On Sun, Jan 08, 2006 at 11:25:11AM +0900, Daren wrote:
} I am a PHP developer and have just begun to investigate Ruby.  I have 
} looked through the online Pickaxe book and Why's Poignant guide, but I'm 
} anxious to get started programming with it.  Unfortunately, I'm pretty 
} short on ideas on what to program that would increase my understanding 
} and proficiency with Ruby.  What would you experts out there suggest for 
} a Ruby newcomer who has seen all the tutorials but wants to continue 
} learning?  Is there something specific that you always code after 
} learning a language?  Any ideas or resources would be appreciated?

The best I can do is tell you what I did to learn, just a couple of weeks
ago. I bought the pickaxe book but, honestly, only got through the first
chapter or so. I learned that Ruby is the bastard child of Perl and
Smalltalk, which made me happy. I also got through a chunk of Why's guide,
even before the pickaxe book arrived, which got me excited about some of
the features (mostly iteration, blocks, and binding). I then did nothing
for a couple of months.

Meanwhile, I have been keeping some sets of bookmarks as RDF files. I
"subscribe" to them as Firefox live bookmarks and they are available to me
wherever I go. I was maintaining them by keeping them in simple list files
and running an awk script I had written to produce the RDF files. I told
some people about it, and about three weeks ago one of them tells me that
he wrote a PHP webapp to manage such things, and would I like to take a
look.

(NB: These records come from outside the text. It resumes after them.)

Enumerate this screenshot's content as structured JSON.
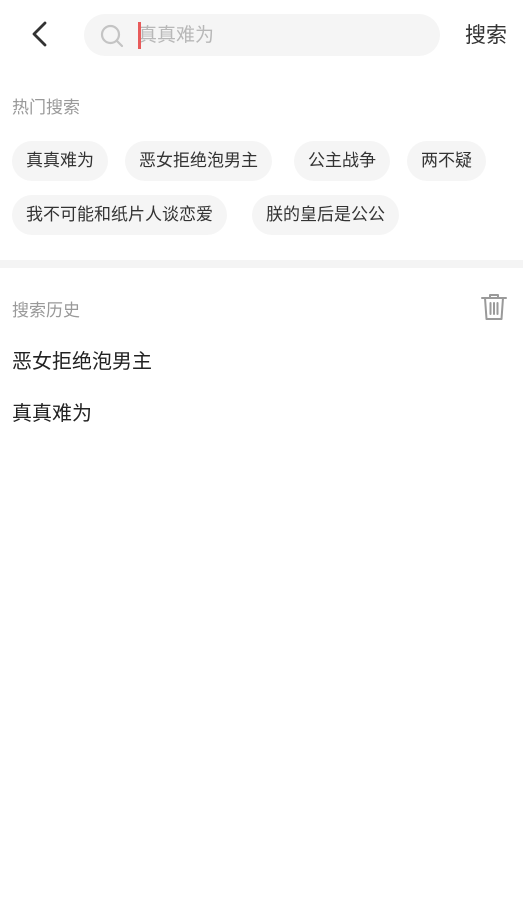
{
  "header": {
    "search_placeholder": "真真难为",
    "search_button": "搜索"
  },
  "hot": {
    "title": "热门搜索",
    "tags": [
      "真真难为",
      "恶女拒绝泡男主",
      "公主战争",
      "两不疑",
      "我不可能和纸片人谈恋爱",
      "朕的皇后是公公"
    ]
  },
  "history": {
    "title": "搜索历史",
    "items": [
      "恶女拒绝泡男主",
      "真真难为"
    ]
  },
  "colors": {
    "accent": "#e85b5b",
    "tag_bg": "#f5f5f5",
    "muted_text": "#999999"
  }
}
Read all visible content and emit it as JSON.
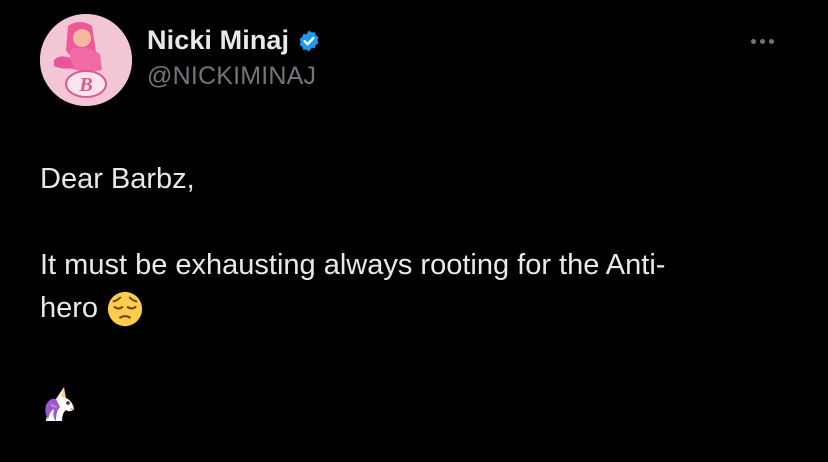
{
  "author": {
    "display_name": "Nicki Minaj",
    "handle": "@NICKIMINAJ",
    "verified_icon": "verified-badge-icon",
    "avatar_badge_letter": "B"
  },
  "post": {
    "line1": "Dear Barbz,",
    "line2": "It must be exhausting always rooting for the Anti-",
    "line3": "hero",
    "line3_emoji": "pensive-face-emoji",
    "line4_emoji": "unicorn-emoji"
  },
  "colors": {
    "background": "#000000",
    "text": "#e7e9ea",
    "muted": "#71767b",
    "verified": "#1d9bf0"
  }
}
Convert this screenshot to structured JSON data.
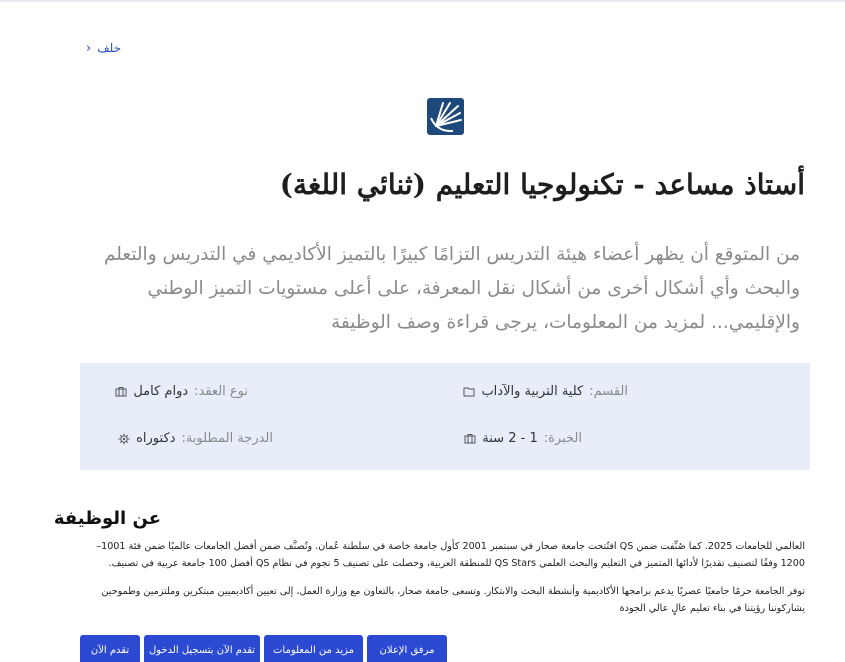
{
  "nav": {
    "back_label": "خلف"
  },
  "job": {
    "title": "أستاذ مساعد - تكنولوجيا التعليم (ثنائي اللغة)",
    "intro": "من المتوقع أن يظهر أعضاء هيئة التدريس التزامًا كبيرًا بالتميز الأكاديمي في التدريس والتعلم والبحث وأي أشكال أخرى من أشكال نقل المعرفة، على أعلى مستويات التميز الوطني والإقليمي... لمزيد من المعلومات، يرجى قراءة وصف الوظيفة"
  },
  "info": {
    "department": {
      "label": "القسم:",
      "value": "كلية التربية والآداب",
      "icon": "folder-icon"
    },
    "contract": {
      "label": "نوع العقد:",
      "value": "دوام كامل",
      "icon": "briefcase-icon"
    },
    "experience": {
      "label": "الخبرة:",
      "value": "1 - 2 سنة",
      "icon": "briefcase-icon"
    },
    "degree": {
      "label": "الدرجة المطلوبة:",
      "value": "دكتوراه",
      "icon": "gear-icon"
    }
  },
  "about": {
    "heading": "عن الوظيفة",
    "paragraph1": "العالمي للجامعات 2025. كما صُنِّفت ضمن QS افتُتحت جامعة صحار في سبتمبر 2001 كأول جامعة خاصة في سلطنة عُمان. وتُصنَّف ضمن أفضل الجامعات عالميًا ضمن فئة 1001–1200 وفقًا لتصنيف تقديرًا لأدائها المتميز في التعليم والبحث العلمي QS Stars للمنطقة العربية، وحصلت على تصنيف 5 نجوم في نظام QS أفضل 100 جامعة عربية في تصنيف.",
    "paragraph2": "توفر الجامعة حرمًا جامعيًا عصريًا يدعم برامجها الأكاديمية وأنشطة البحث والابتكار. وتسعى جامعة صحار، بالتعاون مع وزارة العمل، إلى تعيين أكاديميين مبتكرين وملتزمين وطموحين يشاركوننا رؤيتنا في بناء تعليم عالٍ عالي الجودة"
  },
  "actions": {
    "apply": "تقدم الآن",
    "apply_login": "تقدم الآن بتسجيل الدخول",
    "more_info": "مزيد من المعلومات",
    "attachment": "مرفق الإعلان"
  },
  "colors": {
    "accent": "#2b4ad1",
    "info_bg": "#e8edfa",
    "logo": "#1d4a7a"
  }
}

Well, I took a look and it was pretty neat, so I decided to implement it
with Ruby on Rails as a toy project. Mine turned out better than his,
though this was largely due to JavaScript coolness rather than any inherent
advantage of Ruby/RoR over PHP for such a small project. This involved the
following:

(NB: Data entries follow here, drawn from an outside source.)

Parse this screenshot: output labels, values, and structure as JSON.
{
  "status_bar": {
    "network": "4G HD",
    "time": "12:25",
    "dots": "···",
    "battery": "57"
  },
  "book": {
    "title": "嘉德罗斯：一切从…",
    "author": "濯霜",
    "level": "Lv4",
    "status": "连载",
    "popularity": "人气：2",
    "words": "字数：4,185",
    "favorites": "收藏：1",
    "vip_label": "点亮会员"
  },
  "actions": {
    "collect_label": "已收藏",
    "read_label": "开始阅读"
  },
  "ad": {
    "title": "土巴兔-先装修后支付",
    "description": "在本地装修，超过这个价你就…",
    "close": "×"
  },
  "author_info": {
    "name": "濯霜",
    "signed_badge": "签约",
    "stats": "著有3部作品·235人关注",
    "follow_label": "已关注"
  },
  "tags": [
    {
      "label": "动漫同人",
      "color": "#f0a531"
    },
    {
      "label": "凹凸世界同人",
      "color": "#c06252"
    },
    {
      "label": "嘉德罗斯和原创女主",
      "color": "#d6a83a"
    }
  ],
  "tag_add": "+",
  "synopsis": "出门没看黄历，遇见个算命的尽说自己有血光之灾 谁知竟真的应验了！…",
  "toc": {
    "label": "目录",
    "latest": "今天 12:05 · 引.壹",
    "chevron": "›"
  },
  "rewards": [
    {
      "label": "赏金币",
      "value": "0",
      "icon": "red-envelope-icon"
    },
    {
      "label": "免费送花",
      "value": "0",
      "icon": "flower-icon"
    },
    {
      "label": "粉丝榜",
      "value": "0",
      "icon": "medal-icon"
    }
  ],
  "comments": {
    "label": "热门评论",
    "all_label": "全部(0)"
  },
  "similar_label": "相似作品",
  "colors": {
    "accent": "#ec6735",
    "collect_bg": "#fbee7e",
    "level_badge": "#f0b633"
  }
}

1) Getting Ruby installed: apt-get install ruby ri

2) Getting RubyGems installed in /usr/local, which is nontrivial anywhere.
   I wound up writing a workaround script to force it to install properly
   in /usr/local, then had to add GEM_HOME to /etc/profile and
   /etc/csh.cshrc (and the rails environment file later on).

3) Getting rails installed: gem install -y rails

4) Figuring out how to use rails from docs/tutorials and playing around

5) Figuring out how to use RSS::Maker to generate RSS feeds

6) Implementing and debugging the RoR app.

7) Figuring out how to integrate with Apache2 (which involved fcgid) once I
   had finished development, and as a path on my only virtual host rather
   than as its own virtual host.

} P.S. Replies like "Practice,Practice,Practice" would not answer my 
} question.  Please be specific.

I hope that was specific enough. It taught me a great deal, and I now feel
pretty confident using Ruby and RoR. I've been doing the Ruby Quizzes the
last two weeks, too. Last week's was tough, and I never did perfect my
solution. This week, however, the problem was easier and I produced two
solid solutions in about three and a half hours. I like Ruby.

--Greg
P.S. Lurking on the list and reading the responses/solutions to other
     people's problems has also been very helpful.